Wireless access point indoor-outdoor enclosure
Enclosure protects access points that must be placed outdoors or in other harsh environments to ensure signal transmission.
The Model 1025-00 wireless access point enclosure from Oberon Inc. is made of fiberglass and constructed in accordance with NEMA-4. The company says the product is rugged yet aesthetic, and this combination enables network designers to place wireless access points anywhere they are needed, because the Model 1025-00 provides the protection necessary to ensure wireless-system performance outdoors and in other challenging environments.

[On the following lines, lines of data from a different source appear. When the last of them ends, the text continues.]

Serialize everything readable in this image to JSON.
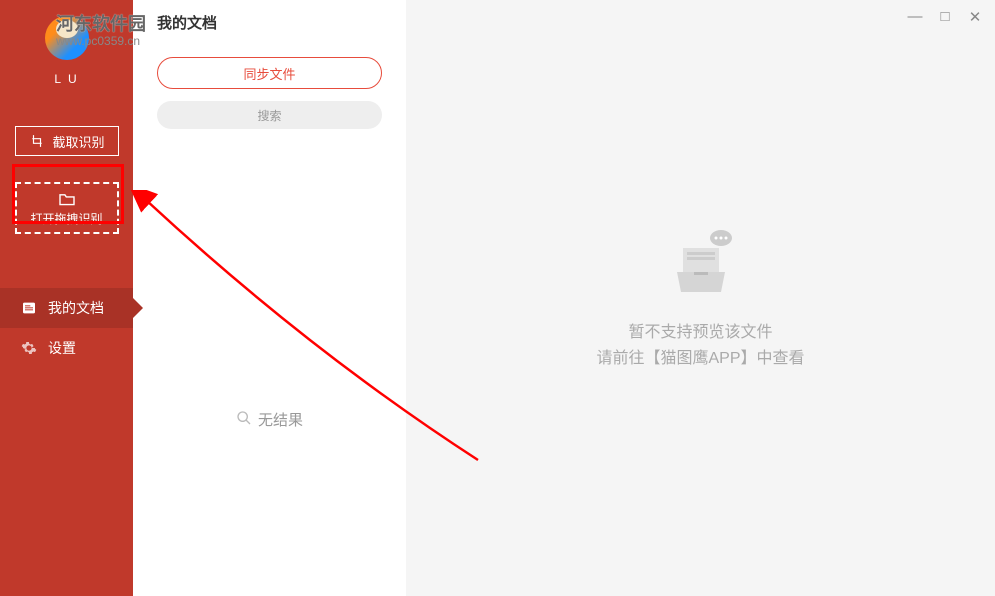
{
  "watermark": {
    "top": "河东软件园",
    "sub": "www.pc0359.cn"
  },
  "sidebar": {
    "profile_name": "L U",
    "crop_button": "截取识别",
    "open_drag_button": "打开拖拽识别",
    "nav_docs": "我的文档",
    "nav_settings": "设置"
  },
  "left_panel": {
    "title": "我的文档",
    "sync_button": "同步文件",
    "search_button": "搜索",
    "no_result": "无结果"
  },
  "right_panel": {
    "line1": "暂不支持预览该文件",
    "line2": "请前往【猫图鹰APP】中查看"
  },
  "window": {
    "min": "—",
    "max": "□",
    "close": "✕"
  }
}
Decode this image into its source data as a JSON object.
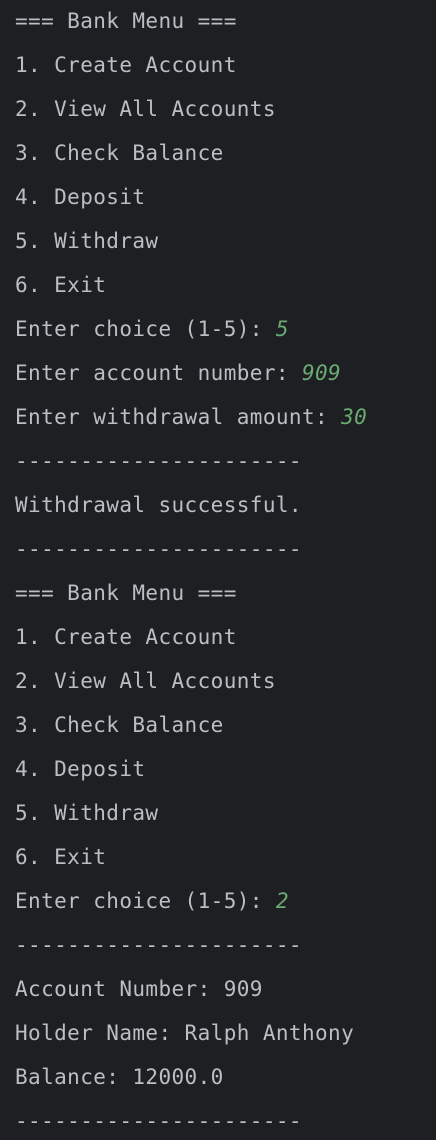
{
  "console": {
    "lines": [
      {
        "text": "=== Bank Menu ===",
        "input": ""
      },
      {
        "text": "1. Create Account",
        "input": ""
      },
      {
        "text": "2. View All Accounts",
        "input": ""
      },
      {
        "text": "3. Check Balance",
        "input": ""
      },
      {
        "text": "4. Deposit",
        "input": ""
      },
      {
        "text": "5. Withdraw",
        "input": ""
      },
      {
        "text": "6. Exit",
        "input": ""
      },
      {
        "text": "Enter choice (1-5): ",
        "input": "5"
      },
      {
        "text": "Enter account number: ",
        "input": "909"
      },
      {
        "text": "Enter withdrawal amount: ",
        "input": "30"
      },
      {
        "text": "----------------------",
        "input": ""
      },
      {
        "text": "Withdrawal successful.",
        "input": ""
      },
      {
        "text": "----------------------",
        "input": ""
      },
      {
        "text": "=== Bank Menu ===",
        "input": ""
      },
      {
        "text": "1. Create Account",
        "input": ""
      },
      {
        "text": "2. View All Accounts",
        "input": ""
      },
      {
        "text": "3. Check Balance",
        "input": ""
      },
      {
        "text": "4. Deposit",
        "input": ""
      },
      {
        "text": "5. Withdraw",
        "input": ""
      },
      {
        "text": "6. Exit",
        "input": ""
      },
      {
        "text": "Enter choice (1-5): ",
        "input": "2"
      },
      {
        "text": "----------------------",
        "input": ""
      },
      {
        "text": "Account Number: 909",
        "input": ""
      },
      {
        "text": "Holder Name: Ralph Anthony",
        "input": ""
      },
      {
        "text": "Balance: 12000.0",
        "input": ""
      },
      {
        "text": "----------------------",
        "input": ""
      }
    ]
  },
  "colors": {
    "background": "#1e1f22",
    "output_text": "#bcbec4",
    "user_input": "#6aab73"
  }
}
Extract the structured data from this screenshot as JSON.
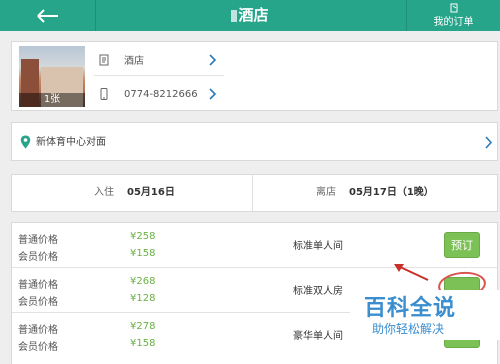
{
  "header": {
    "title": "酒店",
    "orders_label": "我的订单"
  },
  "hotel": {
    "photo_count": "1张",
    "name": "酒店",
    "phone": "0774-8212666"
  },
  "address": "新体育中心对面",
  "dates": {
    "checkin_label": "入住",
    "checkin_value": "05月16日",
    "checkout_label": "离店",
    "checkout_value": "05月17日（1晚）"
  },
  "rooms": [
    {
      "regular_label": "普通价格",
      "regular_price": "¥258",
      "member_label": "会员价格",
      "member_price": "¥158",
      "name": "标准单人间",
      "button": "预订"
    },
    {
      "regular_label": "普通价格",
      "regular_price": "¥268",
      "member_label": "会员价格",
      "member_price": "¥128",
      "name": "标准双人房",
      "button": ""
    },
    {
      "regular_label": "普通价格",
      "regular_price": "¥278",
      "member_label": "会员价格",
      "member_price": "¥158",
      "name": "豪华单人间",
      "button": ""
    }
  ],
  "watermark": {
    "main": "百科全说",
    "sub": "助你轻松解决"
  },
  "colors": {
    "header_bg": "#26a58a",
    "accent_green": "#7cc156",
    "price_green": "#6bb044",
    "watermark_blue": "#3a8ecf"
  },
  "icons": [
    "back-arrow-icon",
    "orders-icon",
    "document-icon",
    "phone-icon",
    "chevron-right-icon",
    "location-pin-icon"
  ]
}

Oberon explains that the 1025-00's locking cover offers physical security while, like other Oberon access-point enclosures, it is essentially invisible to RF signals and therefore does not provide an interference problem for the access-point antennas stored within it. The company also explains that NEMA, the National Electrical Manufacturers Association, rates enclosures according to their ability to protect against hazards like falling objects, water, ingress, and the formation of ice. The Model 1025-00, Oberon says, is designed to meet NEMA 1, 2, 4, 4X, 12 and 13 specifications as well as IP65. It is also UL-listed, and tested to UL508-4X requirements. Two holes in the bottom of the enclosure accommodate data and power cables. When properly sealed, the 1025-00 is NEMA-4-rated for outdoor use.

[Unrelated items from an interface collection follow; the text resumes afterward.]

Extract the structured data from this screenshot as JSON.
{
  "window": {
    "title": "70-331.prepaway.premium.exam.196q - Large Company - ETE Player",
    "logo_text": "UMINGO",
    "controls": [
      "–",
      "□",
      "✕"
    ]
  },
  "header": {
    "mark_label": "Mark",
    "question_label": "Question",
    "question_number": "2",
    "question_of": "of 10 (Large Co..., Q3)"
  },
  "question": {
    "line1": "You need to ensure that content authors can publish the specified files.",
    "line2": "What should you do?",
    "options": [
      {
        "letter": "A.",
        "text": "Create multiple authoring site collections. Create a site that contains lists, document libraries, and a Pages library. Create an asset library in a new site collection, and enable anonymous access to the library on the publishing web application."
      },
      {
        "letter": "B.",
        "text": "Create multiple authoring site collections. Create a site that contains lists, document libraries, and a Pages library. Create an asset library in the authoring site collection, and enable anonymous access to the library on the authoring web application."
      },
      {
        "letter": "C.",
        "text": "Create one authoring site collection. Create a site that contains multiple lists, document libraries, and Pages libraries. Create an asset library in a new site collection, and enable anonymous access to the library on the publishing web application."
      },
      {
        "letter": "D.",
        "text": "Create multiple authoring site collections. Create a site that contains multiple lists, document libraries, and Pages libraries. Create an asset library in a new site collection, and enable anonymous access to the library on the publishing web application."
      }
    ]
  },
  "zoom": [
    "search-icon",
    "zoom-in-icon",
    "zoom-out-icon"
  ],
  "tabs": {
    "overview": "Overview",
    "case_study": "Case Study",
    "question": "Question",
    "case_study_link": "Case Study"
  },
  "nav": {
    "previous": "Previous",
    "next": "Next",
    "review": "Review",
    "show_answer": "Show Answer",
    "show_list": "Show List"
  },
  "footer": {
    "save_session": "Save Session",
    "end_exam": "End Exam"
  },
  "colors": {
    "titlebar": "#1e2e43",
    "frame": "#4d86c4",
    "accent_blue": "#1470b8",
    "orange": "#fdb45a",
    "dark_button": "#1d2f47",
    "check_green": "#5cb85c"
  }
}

The ability to protect wireless access points outdoors and in other environments that is tough on network equipment, is becoming more essential, according to Oberon. The company explains, "As data use continues to rise sharply, cellular providers are expected to continue to offer wireless capabilities as means to reduce the load on their networks. Network designers face enormous challenges in planning and implementing networks to address growing wireless demand throughout larger areas than ever before. Often, this demand exists in environments that put valuable networking equipment at risk, such as outdoors."

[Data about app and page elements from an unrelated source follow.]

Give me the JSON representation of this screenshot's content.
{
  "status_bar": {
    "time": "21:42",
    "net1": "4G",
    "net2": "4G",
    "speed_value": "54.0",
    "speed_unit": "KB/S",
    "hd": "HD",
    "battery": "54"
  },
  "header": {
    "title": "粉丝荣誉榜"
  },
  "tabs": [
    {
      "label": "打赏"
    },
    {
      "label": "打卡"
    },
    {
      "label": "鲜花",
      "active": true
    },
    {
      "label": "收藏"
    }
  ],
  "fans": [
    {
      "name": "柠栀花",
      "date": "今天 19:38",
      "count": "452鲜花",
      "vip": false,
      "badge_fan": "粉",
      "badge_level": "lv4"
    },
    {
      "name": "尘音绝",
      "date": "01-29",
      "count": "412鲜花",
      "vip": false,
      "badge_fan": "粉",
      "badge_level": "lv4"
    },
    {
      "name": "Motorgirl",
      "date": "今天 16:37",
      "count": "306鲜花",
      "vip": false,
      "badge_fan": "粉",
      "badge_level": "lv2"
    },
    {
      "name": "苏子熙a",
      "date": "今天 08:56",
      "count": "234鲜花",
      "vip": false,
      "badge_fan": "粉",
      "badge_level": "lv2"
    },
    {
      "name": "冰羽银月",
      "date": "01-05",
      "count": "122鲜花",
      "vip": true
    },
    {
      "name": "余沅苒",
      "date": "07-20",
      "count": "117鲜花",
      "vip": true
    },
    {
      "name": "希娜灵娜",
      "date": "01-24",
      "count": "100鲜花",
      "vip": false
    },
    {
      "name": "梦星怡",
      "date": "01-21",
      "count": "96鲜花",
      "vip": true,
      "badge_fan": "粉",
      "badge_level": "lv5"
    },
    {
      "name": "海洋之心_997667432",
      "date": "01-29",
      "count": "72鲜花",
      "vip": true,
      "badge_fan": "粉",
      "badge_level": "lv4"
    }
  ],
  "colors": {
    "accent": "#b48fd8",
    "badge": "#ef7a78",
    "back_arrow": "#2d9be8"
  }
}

You may also be interested in this related article, WiFi offloading, cell-phone battery drain, and dual-band access, by Oberon's president Scott Thompson.